Organizations are failing to realize the potential of over 50s at work, with HR focusing on retirement planning rather than helping older workers use their skills and expertise for the benefit of the business.
Added on 15 June 2016 by Sue Honoré
In November 2015, we completed the first phase of a research project looking into Baby Boomers at work. Previous work has concentrated largely on Generation Y, those under 30, but this project looks at workers over the age of 50. This research phase consisted of an anonymous survey, completed by a total of 2,045 respondents, both Baby Boomers and HR staff in organizations which employ Baby Boomers. It explored what they ‘get’ from work and what they can ‘give’ back. There were five key findings:
1. Baby Boomers are not being used to their full potential
Baby Boomers felt that their breadth of skills were not being used in their current roles and that they could add more to benefit the organization if some of their talents and experience were exploited. There was a strong voice that they were ‘stuck’ in operational roles, where they were performing well, but that the corporate assumption was that they had reached their peak in terms of promotion and were therefore content to continue as is.
2. Baby Boomers are driven by intrinsic needs
The research indicated Baby Boomers are driven by intrinsic needs – those which make them feel fulfilled and good about themselves. With delayed retirement age and reduced pensions, Baby Boomers are interested in earning money for longer than previous generations, but although that appeared as the strongest driver of extrinsic needs, it was much further down the list.
Baby Boomers are looking for work that is interesting and challenging and gives them both enjoyment and fulfilment. Mental stimulation was the top priority, followed by fulfilment; sense of purpose and pride – all falling in the intrinsic sector.
Recent interviews with over-50s have reinforced the power of the interaction with others as a strong motivator to continue working for an extended period. Therefore, continuing in an operational role, which a Baby Boomer may know well and can perform semi-automatically, is not meeting the intrinsic needs of a good percentage of this group.
3. Baby Boomers want something different
If Baby Boomers want something different, what is it? The survey showed that the most popular option was to become a coach or mentor to others. Here is a real opportunity to pass on skills, experience and wisdom to those with less experience, so improving the efficiency of the organization in today’s fast-paced world, at the same time fulfilling those needs of wanting to leave a legacy and making broader use of their experience.
Baby Boomers also saw themselves in more senior advisory roles; common comments were that they felt they could take on non-executive board roles, or act in some ways as a ‘wise counsel’ on the side to the decision-making teams. This may be the last generation which has strong loyalty to an organization, and having spent time gaining a wide breadth of knowledge about the corporate culture, politics and processes, it makes sense to find ways of maintaining that relationship, even if in a different form.
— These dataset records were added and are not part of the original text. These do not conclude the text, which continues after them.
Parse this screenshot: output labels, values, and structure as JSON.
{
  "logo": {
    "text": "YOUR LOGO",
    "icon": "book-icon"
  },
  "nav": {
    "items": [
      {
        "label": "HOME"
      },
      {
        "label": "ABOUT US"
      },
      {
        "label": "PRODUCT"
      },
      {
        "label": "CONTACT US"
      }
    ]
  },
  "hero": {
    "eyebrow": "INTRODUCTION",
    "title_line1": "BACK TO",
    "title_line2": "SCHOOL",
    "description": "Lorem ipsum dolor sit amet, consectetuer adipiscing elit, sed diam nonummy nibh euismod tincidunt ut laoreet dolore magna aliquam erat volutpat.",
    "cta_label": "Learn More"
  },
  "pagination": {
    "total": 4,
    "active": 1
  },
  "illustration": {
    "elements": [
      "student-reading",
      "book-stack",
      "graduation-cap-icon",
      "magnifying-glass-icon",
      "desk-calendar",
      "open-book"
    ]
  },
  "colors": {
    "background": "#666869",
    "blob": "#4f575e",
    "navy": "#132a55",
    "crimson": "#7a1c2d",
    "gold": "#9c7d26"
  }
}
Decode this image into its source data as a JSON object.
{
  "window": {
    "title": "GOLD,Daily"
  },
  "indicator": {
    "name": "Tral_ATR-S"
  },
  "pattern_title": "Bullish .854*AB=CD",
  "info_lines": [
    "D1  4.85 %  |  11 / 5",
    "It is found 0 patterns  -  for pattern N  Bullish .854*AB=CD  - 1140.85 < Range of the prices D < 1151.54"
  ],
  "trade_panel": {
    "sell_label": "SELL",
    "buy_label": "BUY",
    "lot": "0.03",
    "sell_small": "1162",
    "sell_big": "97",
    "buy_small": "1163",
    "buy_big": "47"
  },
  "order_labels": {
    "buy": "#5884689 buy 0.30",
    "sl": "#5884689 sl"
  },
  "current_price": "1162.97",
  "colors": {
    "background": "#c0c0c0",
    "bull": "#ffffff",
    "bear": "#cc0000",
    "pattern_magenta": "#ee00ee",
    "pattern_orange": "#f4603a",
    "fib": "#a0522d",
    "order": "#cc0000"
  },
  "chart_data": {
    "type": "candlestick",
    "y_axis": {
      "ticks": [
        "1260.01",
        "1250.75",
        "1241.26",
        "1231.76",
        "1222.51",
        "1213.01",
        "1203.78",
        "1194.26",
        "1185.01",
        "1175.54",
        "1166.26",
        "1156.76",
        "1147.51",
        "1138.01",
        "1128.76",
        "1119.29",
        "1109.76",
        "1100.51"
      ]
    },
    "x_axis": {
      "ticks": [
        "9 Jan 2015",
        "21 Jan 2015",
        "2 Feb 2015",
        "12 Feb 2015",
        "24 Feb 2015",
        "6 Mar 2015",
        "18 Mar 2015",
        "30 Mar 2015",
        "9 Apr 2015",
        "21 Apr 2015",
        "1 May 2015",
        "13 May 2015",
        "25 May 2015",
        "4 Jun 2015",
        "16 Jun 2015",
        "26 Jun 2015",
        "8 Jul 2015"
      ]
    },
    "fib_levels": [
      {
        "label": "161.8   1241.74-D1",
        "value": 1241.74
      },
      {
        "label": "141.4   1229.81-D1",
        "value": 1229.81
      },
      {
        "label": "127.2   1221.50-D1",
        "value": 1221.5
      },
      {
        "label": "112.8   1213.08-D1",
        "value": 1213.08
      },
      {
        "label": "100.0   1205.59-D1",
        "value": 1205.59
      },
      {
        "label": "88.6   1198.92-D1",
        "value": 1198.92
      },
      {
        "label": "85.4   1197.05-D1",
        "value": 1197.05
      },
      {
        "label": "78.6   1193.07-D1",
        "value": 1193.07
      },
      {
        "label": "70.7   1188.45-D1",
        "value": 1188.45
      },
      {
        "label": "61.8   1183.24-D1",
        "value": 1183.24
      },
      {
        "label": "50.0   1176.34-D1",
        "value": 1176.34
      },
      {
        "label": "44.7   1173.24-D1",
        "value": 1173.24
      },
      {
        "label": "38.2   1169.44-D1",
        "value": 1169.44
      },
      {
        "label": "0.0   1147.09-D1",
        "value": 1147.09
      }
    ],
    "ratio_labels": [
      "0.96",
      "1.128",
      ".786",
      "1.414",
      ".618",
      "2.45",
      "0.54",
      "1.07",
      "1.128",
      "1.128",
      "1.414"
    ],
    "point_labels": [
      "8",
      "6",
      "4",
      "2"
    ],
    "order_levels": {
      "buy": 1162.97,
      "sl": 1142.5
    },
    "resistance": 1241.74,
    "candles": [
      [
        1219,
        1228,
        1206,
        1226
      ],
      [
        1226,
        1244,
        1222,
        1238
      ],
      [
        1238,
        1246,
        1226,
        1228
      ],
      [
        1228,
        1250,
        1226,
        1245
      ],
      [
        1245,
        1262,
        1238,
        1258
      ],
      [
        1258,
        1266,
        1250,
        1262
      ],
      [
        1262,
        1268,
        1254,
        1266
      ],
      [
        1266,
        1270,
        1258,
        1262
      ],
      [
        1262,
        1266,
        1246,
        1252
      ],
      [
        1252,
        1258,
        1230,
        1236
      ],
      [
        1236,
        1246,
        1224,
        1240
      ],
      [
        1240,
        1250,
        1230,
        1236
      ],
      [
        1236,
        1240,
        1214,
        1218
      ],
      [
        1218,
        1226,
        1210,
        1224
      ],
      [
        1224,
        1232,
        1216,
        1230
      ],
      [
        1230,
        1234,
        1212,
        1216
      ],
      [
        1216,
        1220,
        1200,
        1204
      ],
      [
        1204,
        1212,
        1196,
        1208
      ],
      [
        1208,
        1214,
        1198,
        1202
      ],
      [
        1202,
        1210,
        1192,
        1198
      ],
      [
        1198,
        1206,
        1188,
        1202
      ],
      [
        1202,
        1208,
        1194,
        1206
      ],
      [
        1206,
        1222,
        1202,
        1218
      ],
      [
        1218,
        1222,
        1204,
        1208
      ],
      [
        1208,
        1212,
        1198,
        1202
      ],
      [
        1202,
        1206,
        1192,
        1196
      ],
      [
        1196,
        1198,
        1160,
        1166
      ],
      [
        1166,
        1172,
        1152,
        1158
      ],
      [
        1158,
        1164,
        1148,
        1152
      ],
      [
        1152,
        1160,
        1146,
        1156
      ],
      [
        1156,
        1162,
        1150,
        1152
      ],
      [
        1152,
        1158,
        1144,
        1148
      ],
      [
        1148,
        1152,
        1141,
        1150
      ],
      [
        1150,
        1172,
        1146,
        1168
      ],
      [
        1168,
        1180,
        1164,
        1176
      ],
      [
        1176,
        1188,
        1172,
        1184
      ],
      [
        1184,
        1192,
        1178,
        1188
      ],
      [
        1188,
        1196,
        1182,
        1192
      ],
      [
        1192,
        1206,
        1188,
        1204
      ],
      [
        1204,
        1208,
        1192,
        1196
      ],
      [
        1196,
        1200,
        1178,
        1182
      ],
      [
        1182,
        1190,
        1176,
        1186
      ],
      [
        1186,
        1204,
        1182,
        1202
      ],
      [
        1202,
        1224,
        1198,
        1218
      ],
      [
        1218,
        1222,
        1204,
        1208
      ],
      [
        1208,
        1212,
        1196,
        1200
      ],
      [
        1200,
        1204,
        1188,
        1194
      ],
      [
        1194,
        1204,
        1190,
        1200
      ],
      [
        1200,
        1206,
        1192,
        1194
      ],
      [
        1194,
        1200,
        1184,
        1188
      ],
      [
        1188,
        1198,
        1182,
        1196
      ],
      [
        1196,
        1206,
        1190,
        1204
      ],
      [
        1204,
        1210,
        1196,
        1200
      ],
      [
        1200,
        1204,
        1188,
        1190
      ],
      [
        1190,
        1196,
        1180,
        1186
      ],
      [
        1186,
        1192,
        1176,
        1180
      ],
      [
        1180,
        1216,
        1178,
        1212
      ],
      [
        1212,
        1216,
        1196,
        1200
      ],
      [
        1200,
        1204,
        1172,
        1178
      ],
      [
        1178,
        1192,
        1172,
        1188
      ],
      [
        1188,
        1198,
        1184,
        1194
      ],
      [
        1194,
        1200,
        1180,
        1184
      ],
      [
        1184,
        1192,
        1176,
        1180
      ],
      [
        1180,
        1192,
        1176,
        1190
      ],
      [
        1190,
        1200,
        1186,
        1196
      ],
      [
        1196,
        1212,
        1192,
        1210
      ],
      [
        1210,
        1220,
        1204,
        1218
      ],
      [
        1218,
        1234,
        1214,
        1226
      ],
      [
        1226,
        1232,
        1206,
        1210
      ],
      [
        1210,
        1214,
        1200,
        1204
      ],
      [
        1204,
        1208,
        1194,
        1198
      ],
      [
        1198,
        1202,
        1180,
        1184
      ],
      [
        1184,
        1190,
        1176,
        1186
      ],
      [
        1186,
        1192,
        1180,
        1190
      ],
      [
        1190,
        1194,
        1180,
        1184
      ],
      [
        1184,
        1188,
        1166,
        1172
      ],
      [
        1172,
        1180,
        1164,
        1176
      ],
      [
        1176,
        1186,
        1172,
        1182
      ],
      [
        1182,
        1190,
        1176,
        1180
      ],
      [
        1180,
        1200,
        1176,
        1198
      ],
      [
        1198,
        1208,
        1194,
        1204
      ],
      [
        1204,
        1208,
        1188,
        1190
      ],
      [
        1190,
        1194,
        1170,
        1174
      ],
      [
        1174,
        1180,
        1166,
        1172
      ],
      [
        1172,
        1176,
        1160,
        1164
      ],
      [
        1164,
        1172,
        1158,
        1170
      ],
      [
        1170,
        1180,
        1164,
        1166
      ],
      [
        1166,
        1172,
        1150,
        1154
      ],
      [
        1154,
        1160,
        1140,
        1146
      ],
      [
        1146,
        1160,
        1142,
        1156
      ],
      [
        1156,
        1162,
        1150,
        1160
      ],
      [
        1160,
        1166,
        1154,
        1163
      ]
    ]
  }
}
4. Maintaining the status quo may not be advisable
Not every Baby Boomer is striving for a change in their working lives. Some have found a happy niche and wish to continue as is for the rest of their time in employment. The nature and format of their work may be fulfilling to them on a social and financial level. If this situation is positive for both the individual and the organization, then all is well. Perhaps the only point to consider, voiced by the survey respondents, is having greater time and opportunity to share knowledge with others. However, from the point of view of the individual and of the organization, such a situation does need review. Some Baby Boomers are reluctant to change, and may, inadvertently, be preventing the growth of others or blocking change within the organization. They may also be damaging their own lives in not preparing themselves for a new phase in their lives, with new skills and interests outside work.
5. HR and Baby Boomer employees see their future differently
Perhaps the most important finding from the survey was that Baby Boomers do not feel comfortable voicing their needs for change in their careers at work. This area is being explored in more detail in the second part of this research project, but key findings so far include:
HR is seen as focused on the practical elements of being over 50, such as retirement planning, but, in the eyes of Baby Boomers, does not seem to recognize their wish to continue to grow and develop
HR respondents overwhelmingly said that there was ‘no problem’ in attracting/retaining/motivating this group. Yet there may be a hidden issue. The reality of the workplace is that budgets and opportunities for development are focused on the young and that assumptions are made as to the needs of settled and successful employees
Formalizing discussions on the needs of senior people is seen as a major challenge, both to HR and individuals. Navigating employment and discrimination law and miscommunication are key worries. Therefore, the needs of Baby Boomers are swept under the carpet
Baby Boomers form a very influential third of today’s workforce. Due to their seniority, their motivation, attitudes and behavior have influence far beyond their personal productivity. It is important to take a fresh look at this group in the workplace. Based on the research to date, a few suggestions are included in the full article in the Spring 2016 360º Ashridge Journal.
See the full article